    250 Words Essay on My Nuclear Family Introduction to My Family. My family is small and sweet, consisting of four members. We are a nuclear family, which means it's just my parents, my younger sister, and me. We live together in a cozy house filled with love and laughter. My Parents. My dad works in an office, and my mom is a teacher.

  16. Family essay plan

    Assess the view that the modern nuclear family is the most effective type of family unit in which to socialise children and stabilise adult personalities (24) The above view is associated mainly with the Functionalist perspective, to an extent with the Marxist perspective, while Feminists tend to disagree. George Murdock (1949) argued that that ...
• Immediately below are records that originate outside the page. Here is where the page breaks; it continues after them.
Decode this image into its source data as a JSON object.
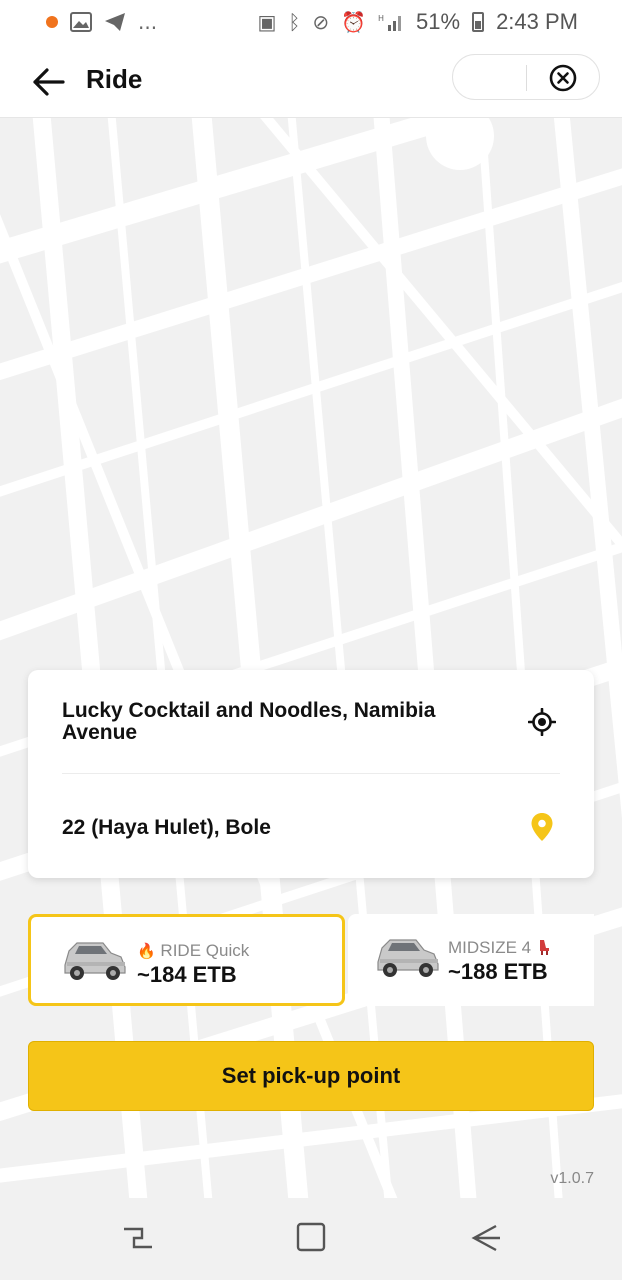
{
  "status_bar": {
    "icons_left": [
      "notification-dot",
      "image-icon",
      "telegram-icon",
      "more-dots"
    ],
    "more": "...",
    "icons_right": [
      "battery-saver-icon",
      "bluetooth-icon",
      "vibrate-off-icon",
      "alarm-icon",
      "hd-icon",
      "signal-icon"
    ],
    "battery_percent": "51%",
    "time": "2:43 PM"
  },
  "app_bar": {
    "title": "Ride",
    "back_icon": "arrow-left-icon",
    "close_icon": "close-circle-icon"
  },
  "route": {
    "pickup": "Lucky Cocktail and Noodles, Namibia Avenue",
    "dropoff": "22 (Haya Hulet), Bole",
    "pickup_icon": "crosshair-icon",
    "dropoff_icon": "map-pin-icon"
  },
  "ride_options": [
    {
      "label": "RIDE Quick",
      "badge_icon": "fire-icon",
      "price": "~184 ETB",
      "selected": true
    },
    {
      "label": "MIDSIZE 4",
      "badge_icon": "seat-icon",
      "price": "~188 ETB",
      "selected": false
    }
  ],
  "cta_label": "Set pick-up point",
  "version": "v1.0.7",
  "colors": {
    "accent": "#f5c518",
    "map_bg": "#f1f1f1",
    "road": "#ffffff"
  }
}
  17. Nuclear family (Paragraph / Composition / Essay )

    The nuclear family or elementary family is a term used to define a family group consisting of a pair of adults and their children. I live in a nuclear family. Our family consists of four members such as my father and mother, my sister and myself. Nuclear family is getting popular nowadays because in such a family one can live according to one ...

  18. 10 Nuclear Family Advantages and Disadvantages (2024)
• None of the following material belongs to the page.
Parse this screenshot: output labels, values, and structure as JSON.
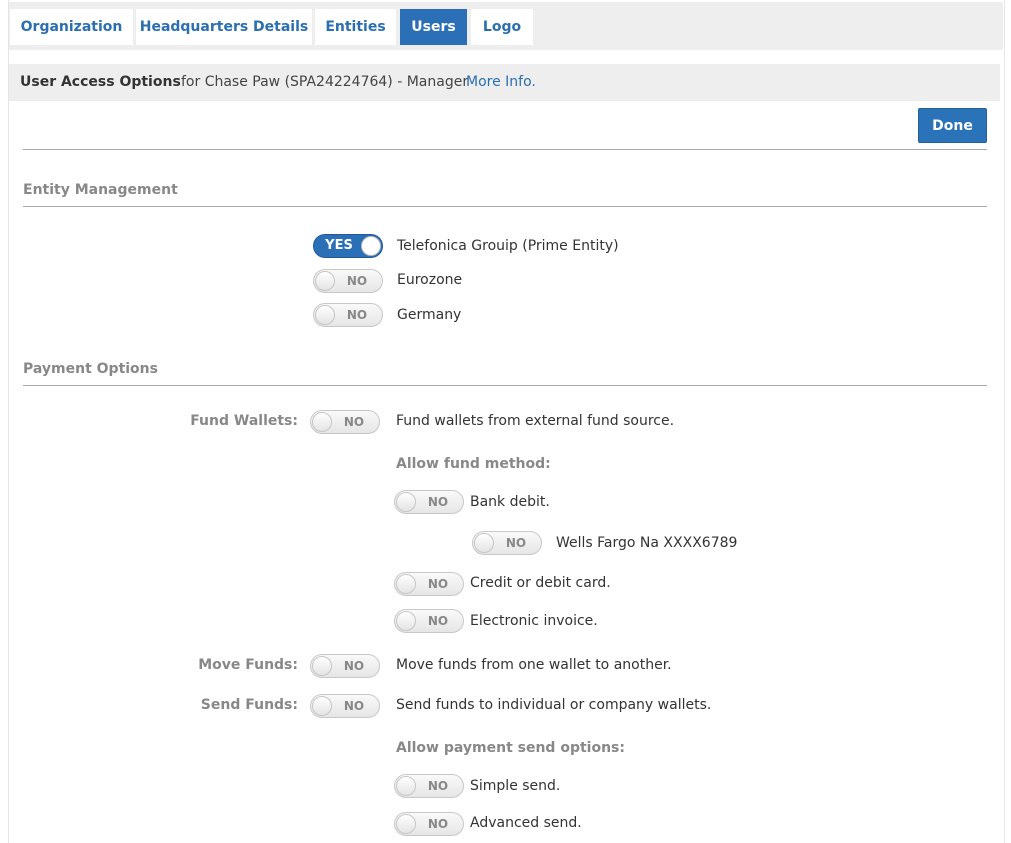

    Advantages of Nuclear Family System. Financial stability. Shared responsibilities. Decision-making. Sharing inheritance is easy. Disadvantages of Nuclear Family System. Sensation of disconnection. Problems with work-life balance. Difficulty in solving conflicts.

  19. The Nuclear Family Was No Mistake: A Response to David Brooks

    In a thought-provoking article covering an array of societal challenges, David Brooks declares that " The Nuclear Family was a Mistake .". I share many of the concerns he articulates about ...

  20. Why is it Called the Nuclear Family?

    Origin of 'Nuclear Family'. Nuclear family dates to the 1920s, when the academic fields of anthropology and sociology were both still young. The Oxford English Dictionary cites Bronisław Malinowski, considered a founder of social anthropology, as the coiner of the term. At the time nuclear family was coined, the word nuclear inhabited contexts ...

  21. Essay on Importance of Family for Students and Children

    A family is a group of people who are related by blood or heritage. These people are linked not only by blood but also by compassion, love, and support. A person's character and personality are shaped by his or her family. There are various forms of families in today's society. It is further subdivided into a tight and extended family ...

  22. Paragraph on Nuclear Family

    Essay on Nuclear Family; Paragraph on Nuclear Family in 250 Words. A nuclear family is a small family unit that includes a mom, a dad, and their kids living together. This kind of family is common in many places around the world. In a nuclear family, parents take care of their children and make decisions for the family.

  23. Nuclear Families in a Nuclear Age: Theorising the Family in 1950s West

    This essay explores the imagination of the family in 1950s West Germany, where the family. emerged at the heart of political, economic and moral reconstruction. To uncover the intellectual. origins of familialism, the essay presents trans-war intellectual biographies of Franz-Josef. Würmeling, Germany's first family minister, and Helmut ...

  24. The Kendrick Lamar vs. Drake Beef, Explained

    The long-building and increasingly testy rap beef between Kendrick Lamar and Drake exploded into full-bore acrimony and unverifiable accusations over the weekend. Both artists rapid-fire released ...

  25. The Possible Collapse of the U.S. Home Insurance System

    68. Hosted by Sabrina Tavernise. Featuring Christopher Flavelle. Produced by Nina Feldman , Shannon M. Lin and Jessica Cheung. Edited by MJ Davis Lin. With Michael Benoist. Original music by Dan ...